▶ **Task statement**
Which lines hold the string "icon"? Copy each of them from the material below.

▽

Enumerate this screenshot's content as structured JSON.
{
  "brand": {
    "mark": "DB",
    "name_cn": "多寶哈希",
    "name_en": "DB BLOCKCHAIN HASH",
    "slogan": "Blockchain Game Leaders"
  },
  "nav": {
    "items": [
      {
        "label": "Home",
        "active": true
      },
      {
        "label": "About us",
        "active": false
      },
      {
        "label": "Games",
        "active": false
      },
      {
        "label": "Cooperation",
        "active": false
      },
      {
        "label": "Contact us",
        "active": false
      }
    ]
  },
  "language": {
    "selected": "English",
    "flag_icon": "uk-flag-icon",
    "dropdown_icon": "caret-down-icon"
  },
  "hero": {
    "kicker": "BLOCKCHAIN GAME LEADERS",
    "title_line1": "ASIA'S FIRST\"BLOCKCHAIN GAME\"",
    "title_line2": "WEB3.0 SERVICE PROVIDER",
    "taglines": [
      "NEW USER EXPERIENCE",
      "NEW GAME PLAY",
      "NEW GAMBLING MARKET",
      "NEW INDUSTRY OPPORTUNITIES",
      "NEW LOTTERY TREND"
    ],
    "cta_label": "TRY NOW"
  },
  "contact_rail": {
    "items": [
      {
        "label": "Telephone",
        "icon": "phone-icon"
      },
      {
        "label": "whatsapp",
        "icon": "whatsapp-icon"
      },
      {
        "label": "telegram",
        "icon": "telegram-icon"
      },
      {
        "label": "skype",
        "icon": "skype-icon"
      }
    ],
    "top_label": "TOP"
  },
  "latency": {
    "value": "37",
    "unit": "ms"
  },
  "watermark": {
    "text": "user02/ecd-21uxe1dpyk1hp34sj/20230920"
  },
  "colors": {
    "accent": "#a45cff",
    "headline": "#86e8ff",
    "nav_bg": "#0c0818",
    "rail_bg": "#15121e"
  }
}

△

▶ **Response below**
    "flag_icon": "uk-flag-icon",
    "dropdown_icon": "caret-down-icon"
        "icon": "phone-icon"
        "icon": "whatsapp-icon"
        "icon": "telegram-icon"
        "icon": "skype-icon"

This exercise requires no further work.